Prisoners, 1940. Source: German Federal Archive (Deutsches Bundesarchiv)

Tirailleurs also participated in the two major wars of decolonisation, in Indochina (1945-54) and Algeria (1954-62). In 1958, the Senegalese tirailleur regiments were transformed into Marine Infantry Regiments, before finally being extinguished between 1960 and 1962.


To the Senegalese soldiers who died for France


Here comes the sun 

Softening the breasts of virgins 

Making old men smile on green benches 

Awakening the dead under a maternal earth. 

I hear the sound of guns – is it from Irun? - 

They put flowers on tombs and warm the Unknown Soldier. 

But you, my dark brothers, no one calls your names. 

They promise five hundred thousand of your children the glory of future deaths and thank them in advance, future dark dead. 

Die schwarze Schande! 


Listen to me, Senegalese soldiers, in the solitude of the black ground and of death 

In your deaf and blind solitude, more than I in my dark skin in the depths of the Province, 

Without even the warmth of your comrades lying close to you, as in the trenches back then or the village palavers long ago. 

Listen to me, black-skinned soldiers, though you are without eyes or ears in your triple casing of night.

We have not hired mourners, nor even the tears of your former wives. 

They only remember your great fits of anger, and prefer the ardour of the living. 

Too clear are the mourners’ laments 

Too quickly dried are your wives’ cheeks, as the gushing Fouta in dry season, 

The hottest tears too clear and too quickly drunk from the corners of forgetful lips. 


We bring you, listen to us, we who spelled your names in the months of your deaths, we bring you, 

In these fearful days without memory, the friendship of your age-mates. 

Ah! If I could one day sing in a voice glowing like embers, if I could praise 

The friendship of comrades as fervent and delicate as entrails, as strong as tendons. 

Listen to us, you Dead stretched out in water as far as the northern and eastern fields. 

Receive this red earth, under a summer sun this soil reddened with the blood of white hosts 

Receive the salute of your black comrades, Senegalese soldiers 

Who died for the Republic!


Léopold Sédar Senghor, Hosties noires, 1948 (English title: Black Hosts, trans.

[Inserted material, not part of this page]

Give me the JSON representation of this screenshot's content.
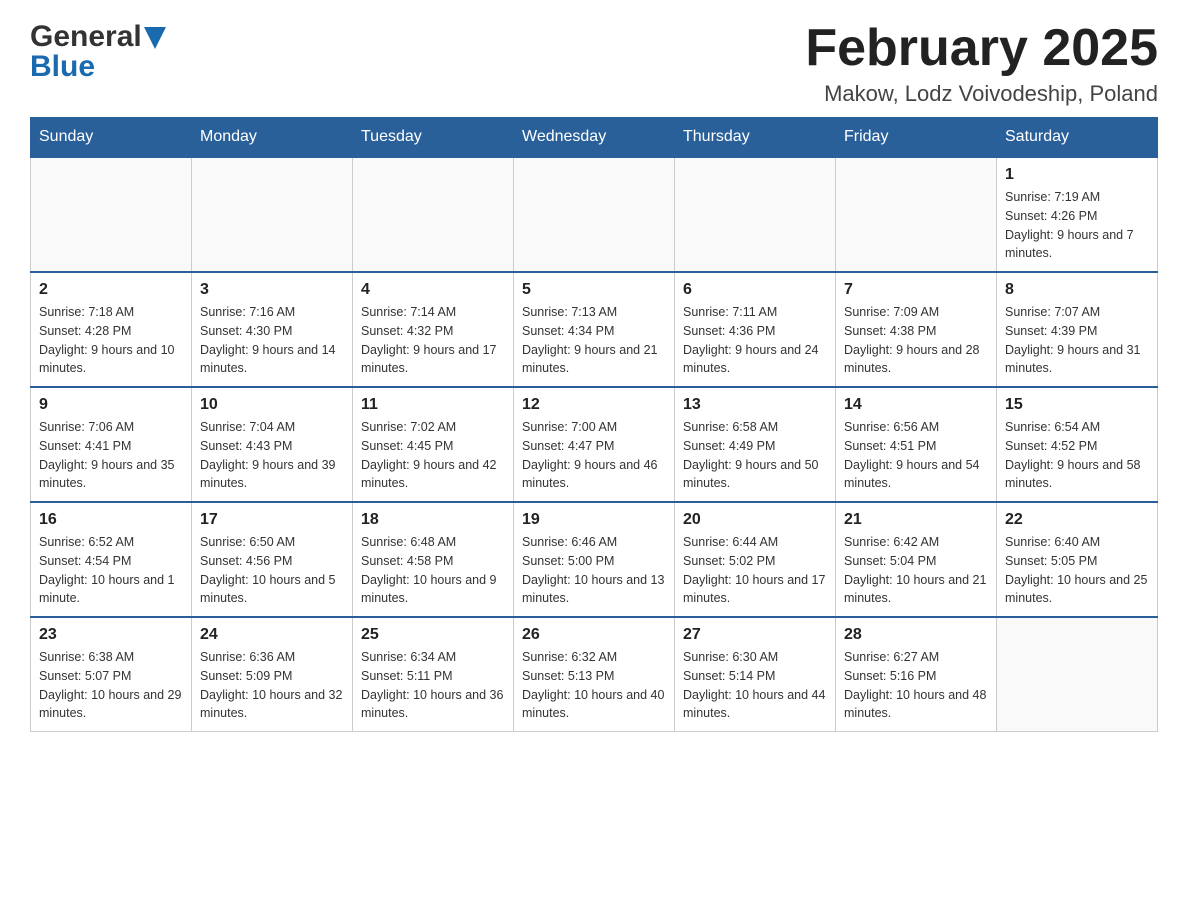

M. Dixon, 1991; except lines 5 and 13-18, trans. D. Gourd, 2020).